Provided data Block Start

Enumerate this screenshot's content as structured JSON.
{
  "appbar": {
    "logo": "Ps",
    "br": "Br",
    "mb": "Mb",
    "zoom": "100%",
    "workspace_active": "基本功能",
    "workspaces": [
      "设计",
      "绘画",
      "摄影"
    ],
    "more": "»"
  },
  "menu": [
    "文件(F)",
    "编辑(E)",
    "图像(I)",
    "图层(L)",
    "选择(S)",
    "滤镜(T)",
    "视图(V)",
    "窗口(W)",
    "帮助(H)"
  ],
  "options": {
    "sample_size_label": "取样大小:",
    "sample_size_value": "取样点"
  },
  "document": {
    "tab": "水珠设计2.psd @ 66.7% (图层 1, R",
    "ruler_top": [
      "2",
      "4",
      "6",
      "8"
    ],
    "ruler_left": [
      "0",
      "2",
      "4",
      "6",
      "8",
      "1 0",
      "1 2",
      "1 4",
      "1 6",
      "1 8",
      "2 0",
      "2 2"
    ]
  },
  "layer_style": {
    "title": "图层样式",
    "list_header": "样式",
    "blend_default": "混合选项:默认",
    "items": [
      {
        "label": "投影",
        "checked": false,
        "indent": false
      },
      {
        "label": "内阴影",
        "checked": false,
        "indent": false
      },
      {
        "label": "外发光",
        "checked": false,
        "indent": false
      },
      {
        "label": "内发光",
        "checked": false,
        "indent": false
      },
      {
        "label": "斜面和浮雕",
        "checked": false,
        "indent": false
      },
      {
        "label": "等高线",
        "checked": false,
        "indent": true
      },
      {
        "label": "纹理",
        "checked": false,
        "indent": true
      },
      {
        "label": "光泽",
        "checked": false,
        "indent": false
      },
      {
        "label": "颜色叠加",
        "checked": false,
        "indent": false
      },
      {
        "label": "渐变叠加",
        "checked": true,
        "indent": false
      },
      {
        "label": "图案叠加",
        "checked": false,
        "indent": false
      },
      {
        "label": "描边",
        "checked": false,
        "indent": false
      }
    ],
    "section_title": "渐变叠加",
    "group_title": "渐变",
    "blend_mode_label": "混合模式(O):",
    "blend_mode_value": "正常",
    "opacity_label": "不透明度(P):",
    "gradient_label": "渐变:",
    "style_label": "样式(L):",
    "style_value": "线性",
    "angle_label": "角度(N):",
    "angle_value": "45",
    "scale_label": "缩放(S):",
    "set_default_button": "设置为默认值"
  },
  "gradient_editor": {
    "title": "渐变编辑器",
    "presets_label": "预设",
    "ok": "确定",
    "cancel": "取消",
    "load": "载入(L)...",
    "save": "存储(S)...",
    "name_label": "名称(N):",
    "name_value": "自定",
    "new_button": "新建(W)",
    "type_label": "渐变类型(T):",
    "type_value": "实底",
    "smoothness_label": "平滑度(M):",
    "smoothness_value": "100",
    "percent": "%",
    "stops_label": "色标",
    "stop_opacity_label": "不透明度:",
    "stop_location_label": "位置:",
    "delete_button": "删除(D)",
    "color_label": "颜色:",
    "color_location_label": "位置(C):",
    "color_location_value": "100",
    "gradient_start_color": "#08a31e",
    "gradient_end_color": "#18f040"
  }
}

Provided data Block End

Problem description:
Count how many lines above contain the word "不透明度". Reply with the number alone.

Expected output:
2